Verse 17-5: Value of keeping precepts
Verse 17-5: Value of keeping precepts
Part of a series of talks on the 41 Prayers to Cultivate Bodhicitta from the Avatamsaka Sutra (the Flower Ornament Sutra).
- Fourth way of gathering followers: to act in accordance with what you teach
- Value of keeping precepts
41 Prayers to cultivate bodhicitta: Verse 17-5 (download)
We’ve been talking about how, verse 17:
“May I close the door to the lower forms of life for all beings.”
This is the prayer of the bodhisattva when closing a door.
We’ve been talking about the four ways of gathering followers in order to teach them the Dharma,
- being generous,
- speaking pleasantly, having a pleasant personality and teaching them, and
- then also encouraging them and guiding them along the path, and
- then the last one is to act in accordance with what you teach.
That one might be the most difficult. It’s hard isn’t it? It’s one thing to know the Dharma intellectually, and even to be able to explain it, and it’s another thing to tame one’s own mind.
I think this is where keeping precepts is really, really valuable because we begin this training process by keeping precepts. Precepts really deal with our physical actions and behavior. They get us to work on our mind, but physical and verbal behavior are the ones that most directly affect others either positively or negatively. How we act towards them. It is right there. We can have a negative thought but if we are in our room, that does not directly affect somebody else. But the physical and verbal act does and so it is really important to manage those and those are the actions that are covered by our pratimoksa vows.
The pratimoksa vows include the monastic vows and the five lay precepts, and then the eight vows for one day. Those are very, very precious vows because if we train in them it gets us to look at how we are acting and what we are saying. Those are the two ways in which we really influence others most. If we have those different sets of precepts and keep them well then it restrains us. Or to put it this way, we learn to how to restrain ourselves from doing gross damage to others. You see the various scandals in religious traditions and even in business places, in politics, all of them stem around the seven nonvirtues of body and speech, which of course come from three nonvirtues of mind but it is the seven of body and speech that directly affect other people.
If you look, there was a period where there were a lot of scandals in the Buddhist community. The Catholic Church has been rocked by scandals. Politics and business are like all over the place. Government is all over the place in terms of scandals. Here we really really see the value of having the precepts and training our lives according to the precepts because that at least helps us to act somewhat according to what we are teaching because to keep the precepts, then we have to work on the mind. It all kind of comes together. Even if we happen to be teaching very complicated topics or difficult topics, even with bodhicitta or emptiness which are preliminary to tantra, even if we are teaching those, we may not have direct or deep realizations of them. But at least if we are living within the precepts, we’re not going to do very gross harmful things that make other people loose trust in the Dharma and loose trust in us.

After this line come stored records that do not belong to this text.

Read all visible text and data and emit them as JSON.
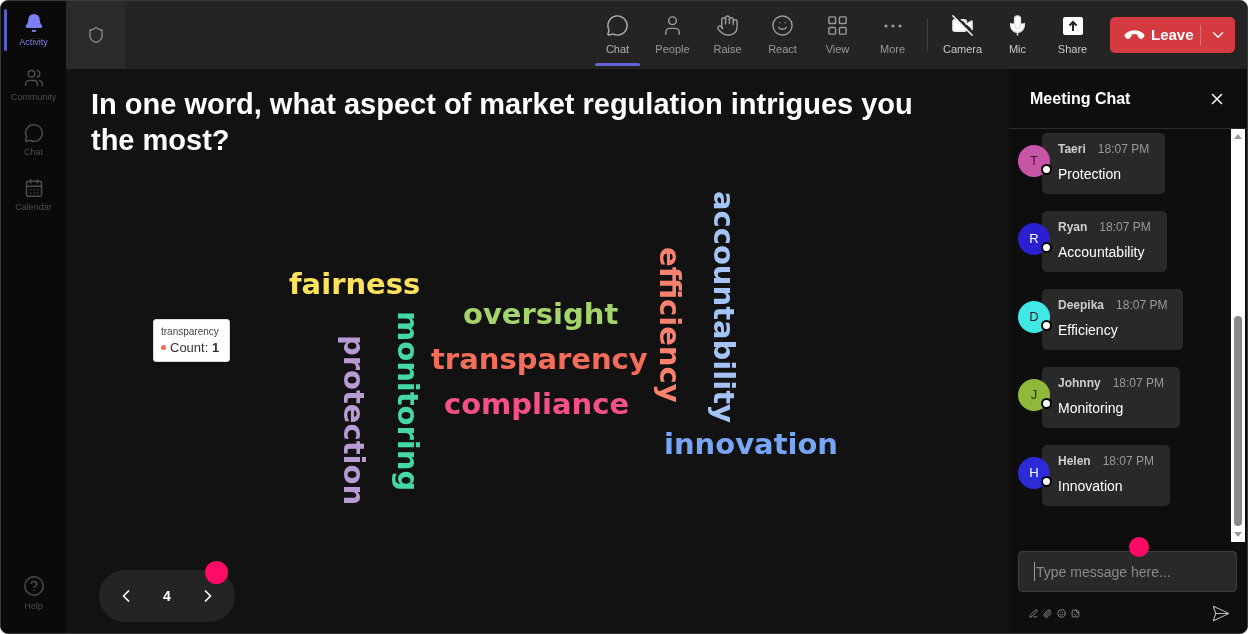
{
  "sidebar": {
    "items": [
      {
        "label": "Activity",
        "selected": true
      },
      {
        "label": "Community",
        "selected": false
      },
      {
        "label": "Chat",
        "selected": false
      },
      {
        "label": "Calendar",
        "selected": false
      }
    ],
    "help": {
      "label": "Help"
    }
  },
  "header": {
    "tools": [
      {
        "label": "Chat",
        "selected": true
      },
      {
        "label": "People",
        "selected": false
      },
      {
        "label": "Raise",
        "selected": false
      },
      {
        "label": "React",
        "selected": false
      },
      {
        "label": "View",
        "selected": false
      },
      {
        "label": "More",
        "selected": false
      }
    ],
    "devices": [
      {
        "label": "Camera"
      },
      {
        "label": "Mic"
      },
      {
        "label": "Share"
      }
    ],
    "leave_button": {
      "label": "Leave"
    }
  },
  "question": {
    "text": "In one word, what aspect of market regulation intrigues you the most?"
  },
  "word_cloud": {
    "words": [
      {
        "text": "accountability",
        "kind": "vertical",
        "color": "#a3c4f4"
      },
      {
        "text": "efficiency",
        "kind": "vertical",
        "color": "#f9826f"
      },
      {
        "text": "fairness",
        "kind": "horizontal",
        "color": "#fde35c"
      },
      {
        "text": "oversight",
        "kind": "horizontal",
        "color": "#a5d46a"
      },
      {
        "text": "monitoring",
        "kind": "vertical",
        "color": "#44d9a4"
      },
      {
        "text": "protection",
        "kind": "vertical",
        "color": "#b99bd4"
      },
      {
        "text": "transparency",
        "kind": "horizontal",
        "color": "#f46d5a"
      },
      {
        "text": "compliance",
        "kind": "horizontal",
        "color": "#f5508a"
      },
      {
        "text": "innovation",
        "kind": "horizontal",
        "color": "#78a6f6"
      }
    ],
    "tooltip": {
      "title": "transparency",
      "count": "Count: **1**",
      "color": "#f46d5a"
    }
  },
  "pager": {
    "page": "4"
  },
  "chat": {
    "title": "Meeting Chat",
    "messages": [
      {
        "initial": "T",
        "author": "Taeri",
        "time": "18:07 PM",
        "text": "Protection",
        "color": "#c955a8"
      },
      {
        "initial": "R",
        "author": "Ryan",
        "time": "18:07 PM",
        "text": "Accountability",
        "color": "#2a1fd1"
      },
      {
        "initial": "D",
        "author": "Deepika",
        "time": "18:07 PM",
        "text": "Efficiency",
        "color": "#40e8e6"
      },
      {
        "initial": "J",
        "author": "Johnny",
        "time": "18:07 PM",
        "text": "Monitoring",
        "color": "#8fb93a"
      },
      {
        "initial": "H",
        "author": "Helen",
        "time": "18:07 PM",
        "text": "Innovation",
        "color": "#2b2bd8"
      }
    ],
    "composer": {
      "placeholder": "Type message here..."
    }
  }
}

It comes down to living an ethical life. To put living an ethical life in slang, it means getting our act together. Or another synonym is “stop being a jerk.” [laughter] That’s very basic Dharma practice but it’s very profound because it really has a strong impact on how we are in the world and how we affect others. To act according to what we teach, keeping ethical conduct is really important.
Venerable Thubten Chodron
Venerable Chodron emphasizes the practical application of Buddha’s teachings in our daily lives and is especially skilled at explaining them in ways easily understood and practiced by Westerners. She is well known for her warm, humorous, and lucid teachings. She was ordained as a Buddhist nun in 1977 by Kyabje Ling Rinpoche in Dharamsala, India, and in 1986 she received bhikshuni (full) ordination in Taiwan. Read her full bio.